Filter the entries for the string "Ytria". Copy each line that has it.

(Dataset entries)
*** Block opens ***

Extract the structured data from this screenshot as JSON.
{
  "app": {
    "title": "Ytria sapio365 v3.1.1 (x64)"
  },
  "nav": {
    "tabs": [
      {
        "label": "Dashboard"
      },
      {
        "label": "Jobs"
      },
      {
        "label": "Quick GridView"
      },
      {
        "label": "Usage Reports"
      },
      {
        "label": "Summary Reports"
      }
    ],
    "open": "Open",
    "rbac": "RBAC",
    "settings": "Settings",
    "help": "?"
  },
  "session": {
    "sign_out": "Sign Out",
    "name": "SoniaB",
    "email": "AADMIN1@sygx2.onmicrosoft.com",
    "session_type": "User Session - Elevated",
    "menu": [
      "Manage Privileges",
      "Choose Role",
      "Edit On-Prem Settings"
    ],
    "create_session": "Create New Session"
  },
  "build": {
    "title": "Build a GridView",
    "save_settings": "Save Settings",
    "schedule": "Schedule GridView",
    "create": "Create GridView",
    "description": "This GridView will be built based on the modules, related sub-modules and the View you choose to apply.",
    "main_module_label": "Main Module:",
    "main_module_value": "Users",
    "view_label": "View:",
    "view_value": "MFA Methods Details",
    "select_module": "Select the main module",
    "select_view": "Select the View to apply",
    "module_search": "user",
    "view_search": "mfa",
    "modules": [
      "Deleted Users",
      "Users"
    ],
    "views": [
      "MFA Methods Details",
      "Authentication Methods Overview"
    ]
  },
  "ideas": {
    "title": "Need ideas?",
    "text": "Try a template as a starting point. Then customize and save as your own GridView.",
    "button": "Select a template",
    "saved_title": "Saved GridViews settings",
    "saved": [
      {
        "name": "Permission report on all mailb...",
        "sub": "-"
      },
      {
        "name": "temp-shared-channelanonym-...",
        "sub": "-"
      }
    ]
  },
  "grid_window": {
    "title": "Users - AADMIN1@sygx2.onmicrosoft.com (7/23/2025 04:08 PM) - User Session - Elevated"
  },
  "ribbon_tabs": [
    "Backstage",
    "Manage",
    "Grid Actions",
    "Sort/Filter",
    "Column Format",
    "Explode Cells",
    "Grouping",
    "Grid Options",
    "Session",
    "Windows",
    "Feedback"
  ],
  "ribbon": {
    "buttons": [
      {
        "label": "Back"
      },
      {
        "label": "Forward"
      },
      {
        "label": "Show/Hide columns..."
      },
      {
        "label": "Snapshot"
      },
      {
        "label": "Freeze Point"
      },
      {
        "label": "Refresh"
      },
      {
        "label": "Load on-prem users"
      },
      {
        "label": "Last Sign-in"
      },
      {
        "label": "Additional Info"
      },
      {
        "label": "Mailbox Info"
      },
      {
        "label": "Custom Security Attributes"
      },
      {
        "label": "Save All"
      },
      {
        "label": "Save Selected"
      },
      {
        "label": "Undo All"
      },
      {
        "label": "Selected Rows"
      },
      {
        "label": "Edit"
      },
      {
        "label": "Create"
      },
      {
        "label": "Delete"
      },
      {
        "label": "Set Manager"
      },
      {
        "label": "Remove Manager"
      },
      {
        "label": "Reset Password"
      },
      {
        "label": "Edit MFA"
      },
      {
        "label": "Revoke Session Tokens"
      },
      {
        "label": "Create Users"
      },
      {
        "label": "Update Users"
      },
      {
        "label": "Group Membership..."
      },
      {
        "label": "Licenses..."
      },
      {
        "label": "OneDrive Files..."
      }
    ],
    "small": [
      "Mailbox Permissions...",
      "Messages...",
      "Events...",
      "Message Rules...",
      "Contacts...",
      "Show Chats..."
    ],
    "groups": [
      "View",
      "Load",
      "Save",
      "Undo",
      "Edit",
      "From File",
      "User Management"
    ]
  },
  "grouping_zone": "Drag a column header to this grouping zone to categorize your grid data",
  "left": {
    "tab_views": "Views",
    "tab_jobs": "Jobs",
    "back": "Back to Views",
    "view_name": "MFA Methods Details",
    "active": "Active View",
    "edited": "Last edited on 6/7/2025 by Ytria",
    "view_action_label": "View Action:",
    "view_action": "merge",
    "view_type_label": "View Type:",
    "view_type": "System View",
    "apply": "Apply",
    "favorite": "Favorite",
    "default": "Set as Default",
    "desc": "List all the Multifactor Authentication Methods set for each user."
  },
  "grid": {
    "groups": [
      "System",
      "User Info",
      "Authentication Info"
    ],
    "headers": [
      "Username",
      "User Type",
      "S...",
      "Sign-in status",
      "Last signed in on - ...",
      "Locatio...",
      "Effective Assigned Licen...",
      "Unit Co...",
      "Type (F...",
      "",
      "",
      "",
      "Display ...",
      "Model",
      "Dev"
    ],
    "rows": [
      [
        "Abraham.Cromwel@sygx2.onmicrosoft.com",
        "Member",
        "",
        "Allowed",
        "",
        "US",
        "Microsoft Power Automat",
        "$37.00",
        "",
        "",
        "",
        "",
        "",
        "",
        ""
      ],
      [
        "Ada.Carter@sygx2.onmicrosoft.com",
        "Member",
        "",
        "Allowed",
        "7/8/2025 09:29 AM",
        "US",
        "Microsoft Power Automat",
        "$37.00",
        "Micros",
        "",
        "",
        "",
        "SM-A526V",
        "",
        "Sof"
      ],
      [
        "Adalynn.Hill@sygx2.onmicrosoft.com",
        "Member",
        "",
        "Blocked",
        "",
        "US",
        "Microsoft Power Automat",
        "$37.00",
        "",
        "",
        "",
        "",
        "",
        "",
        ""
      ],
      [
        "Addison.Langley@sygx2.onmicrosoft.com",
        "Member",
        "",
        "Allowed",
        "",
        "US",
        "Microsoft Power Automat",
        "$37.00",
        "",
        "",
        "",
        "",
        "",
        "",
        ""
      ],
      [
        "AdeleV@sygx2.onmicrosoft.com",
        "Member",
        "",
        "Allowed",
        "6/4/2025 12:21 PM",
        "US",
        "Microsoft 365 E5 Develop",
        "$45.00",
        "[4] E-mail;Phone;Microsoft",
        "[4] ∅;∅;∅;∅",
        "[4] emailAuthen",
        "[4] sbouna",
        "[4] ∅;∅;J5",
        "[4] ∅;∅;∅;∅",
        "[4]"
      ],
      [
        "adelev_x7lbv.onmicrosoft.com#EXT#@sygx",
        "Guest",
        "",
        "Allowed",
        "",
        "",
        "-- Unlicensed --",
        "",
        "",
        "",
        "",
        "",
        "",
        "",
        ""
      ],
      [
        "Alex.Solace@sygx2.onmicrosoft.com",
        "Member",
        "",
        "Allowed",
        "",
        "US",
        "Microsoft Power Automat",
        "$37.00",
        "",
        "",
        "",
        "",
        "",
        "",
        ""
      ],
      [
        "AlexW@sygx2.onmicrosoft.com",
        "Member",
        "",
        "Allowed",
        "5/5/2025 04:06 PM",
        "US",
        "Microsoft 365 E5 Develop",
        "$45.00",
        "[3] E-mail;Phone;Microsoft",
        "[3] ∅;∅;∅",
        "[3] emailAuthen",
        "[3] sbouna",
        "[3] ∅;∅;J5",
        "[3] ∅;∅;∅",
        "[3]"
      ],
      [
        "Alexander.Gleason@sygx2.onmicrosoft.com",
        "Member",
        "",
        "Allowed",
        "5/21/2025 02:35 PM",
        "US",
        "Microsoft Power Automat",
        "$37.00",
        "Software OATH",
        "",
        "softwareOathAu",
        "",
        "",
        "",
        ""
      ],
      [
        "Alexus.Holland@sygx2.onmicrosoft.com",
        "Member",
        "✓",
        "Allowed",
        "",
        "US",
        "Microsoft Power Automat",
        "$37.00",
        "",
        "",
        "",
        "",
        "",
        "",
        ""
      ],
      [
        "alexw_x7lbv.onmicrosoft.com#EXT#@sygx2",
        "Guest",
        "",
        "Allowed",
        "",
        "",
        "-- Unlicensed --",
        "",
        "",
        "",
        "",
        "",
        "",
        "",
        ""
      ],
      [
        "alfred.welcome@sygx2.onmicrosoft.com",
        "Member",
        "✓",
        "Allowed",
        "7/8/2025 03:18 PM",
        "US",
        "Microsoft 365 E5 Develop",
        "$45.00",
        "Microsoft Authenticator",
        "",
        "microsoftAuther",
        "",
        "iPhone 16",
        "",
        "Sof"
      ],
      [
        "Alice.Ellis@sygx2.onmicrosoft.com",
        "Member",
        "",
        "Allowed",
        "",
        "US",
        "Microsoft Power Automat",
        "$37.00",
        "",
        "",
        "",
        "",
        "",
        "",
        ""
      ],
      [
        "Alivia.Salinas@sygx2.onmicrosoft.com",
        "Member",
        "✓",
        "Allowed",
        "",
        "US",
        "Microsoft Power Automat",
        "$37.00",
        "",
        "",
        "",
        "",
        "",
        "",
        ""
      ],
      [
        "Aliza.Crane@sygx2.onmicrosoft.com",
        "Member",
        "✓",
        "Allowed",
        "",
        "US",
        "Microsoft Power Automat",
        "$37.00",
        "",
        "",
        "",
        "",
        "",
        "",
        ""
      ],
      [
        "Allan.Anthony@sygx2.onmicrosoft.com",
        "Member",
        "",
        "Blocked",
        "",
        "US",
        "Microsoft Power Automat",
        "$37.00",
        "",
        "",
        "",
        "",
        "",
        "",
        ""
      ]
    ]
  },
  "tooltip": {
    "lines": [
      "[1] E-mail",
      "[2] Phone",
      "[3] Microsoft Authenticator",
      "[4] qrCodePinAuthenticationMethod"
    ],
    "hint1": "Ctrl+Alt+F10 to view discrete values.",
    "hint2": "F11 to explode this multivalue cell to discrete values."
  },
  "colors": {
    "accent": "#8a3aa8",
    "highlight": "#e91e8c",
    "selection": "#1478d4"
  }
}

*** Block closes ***

*SOLUTION FOR THIS PROBLEM:*
    "title": "Ytria sapio365 v3.1.1 (x64)"
    "edited": "Last edited on 6/7/2025 by Ytria",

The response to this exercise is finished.